Sunday, 14 February 2016

Plagiarism

It's nice to know that  the law can be sensible over plagiarism.
Sherrilyn Kenyon has sued Cassandra Clare for 'wilfully copying' her Dark-Hunter novels with her Shadowhunter series and claims damages and lost profits. 

I'm not sure how lost profits are calculated, since they are lost and never existed. Wishful thinking might come into this part of the claim, which rests on both series using enchanted, glowing swords, with unique names, that have been divinely forged and have other world spirits. 

I can think of a lots of tales using that kind of motif. Perhaps Ms Kenyon has heard of King Arthur and Excalibur? The Ring Cycle? Norse legends? Kenyon also claims as her idea a cup, a sword and a mirror with magical properties, but must have forgotten Harry Potter, the most recent example of such things which have long been part of the storytelling tradition from ancient times to the present? There are other claims too - a blonde demon-hunter character that makes me think of Buffy - I think it was Angel who was so strikingly blonde? Black leather and white hair - I expect a lot of people were struck by that combination, but it is hardly plagiarism to use it in a different story and setting.
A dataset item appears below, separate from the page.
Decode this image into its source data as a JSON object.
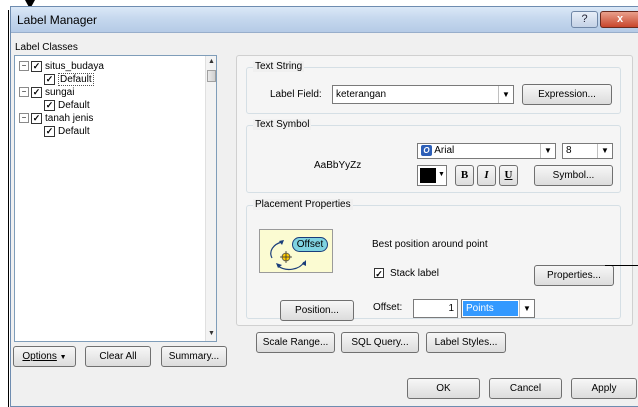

The lawyers refute Kenyon's claim, saying the law does not protect ideas and myths, it protects only the expression of those ideas. Good for them, I say. It will be interesting to see the final outcome.
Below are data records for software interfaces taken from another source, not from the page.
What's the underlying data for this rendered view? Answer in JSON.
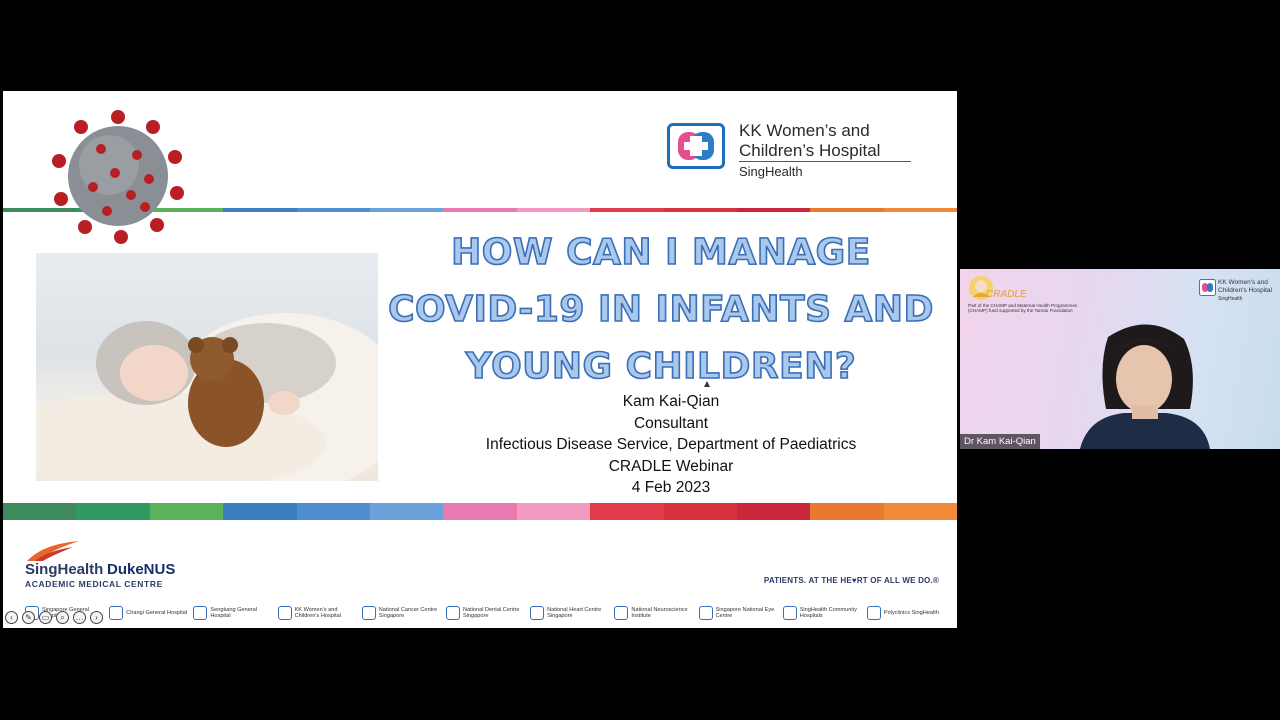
{
  "slide": {
    "title_lines": [
      "HOW CAN I MANAGE",
      "COVID-19 IN INFANTS AND",
      "YOUNG CHILDREN?"
    ],
    "presenter": "Kam Kai-Qian",
    "role": "Consultant",
    "department": "Infectious Disease Service, Department of Paediatrics",
    "event": "CRADLE Webinar",
    "date": "4 Feb 2023",
    "logo": {
      "line1": "KK Women’s and",
      "line2": "Children’s Hospital",
      "line3": "SingHealth"
    },
    "footer": {
      "singhealth": "SingHealth",
      "dukenus": "DukeNUS",
      "amc": "ACADEMIC MEDICAL CENTRE",
      "tagline": "PATIENTS. AT THE HE♥RT OF ALL WE DO.®",
      "institutions": [
        "Singapore General Hospital",
        "Changi General Hospital",
        "Sengkang General Hospital",
        "KK Women's and Children's Hospital",
        "National Cancer Centre Singapore",
        "National Dental Centre Singapore",
        "National Heart Centre Singapore",
        "National Neuroscience Institute",
        "Singapore National Eye Centre",
        "SingHealth Community Hospitals",
        "Polyclinics SingHealth"
      ]
    },
    "stripe_colors_top": [
      "#3e8a5c",
      "#2f9a62",
      "#5eb05a",
      "#3b7fc0",
      "#4e8fd0",
      "#6aa2dc",
      "#e87ab0",
      "#f29ac2",
      "#e23a4a",
      "#d8323e",
      "#c8283a",
      "#e87a30",
      "#f08a3a"
    ],
    "stripe_colors_bottom": [
      "#3e8a5c",
      "#2f9a62",
      "#5eb05a",
      "#3b7fc0",
      "#4e8fd0",
      "#6aa2dc",
      "#e87ab0",
      "#f29ac2",
      "#e23a4a",
      "#d8323e",
      "#c8283a",
      "#e87a30",
      "#f08a3a"
    ]
  },
  "video": {
    "participant_name": "Dr Kam Kai-Qian",
    "cradle_word": "CRADLE",
    "cradle_caption": "Part of the CHAMP and Maternal Health Programmes (CHAMP) fund supported by the Tanoto Foundation",
    "kk_line1": "KK Women's and",
    "kk_line2": "Children's Hospital",
    "kk_line3": "SingHealth"
  },
  "icons": {
    "virus": "virus-icon",
    "kk": "kk-hospital-logo-icon"
  }
}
Read the full article here: http://www.theguardian.com/books/2016/feb/12/cassandra-clare-hits-back-at-sherrilyn-kenyons-lawsuit-alleging-copying





1 comment:

Anita Davison said...

I applaud the common sense too Jen. Just as there is no such thing as original thought, there is also no such thing as an original story, only its setting, era and interpretation.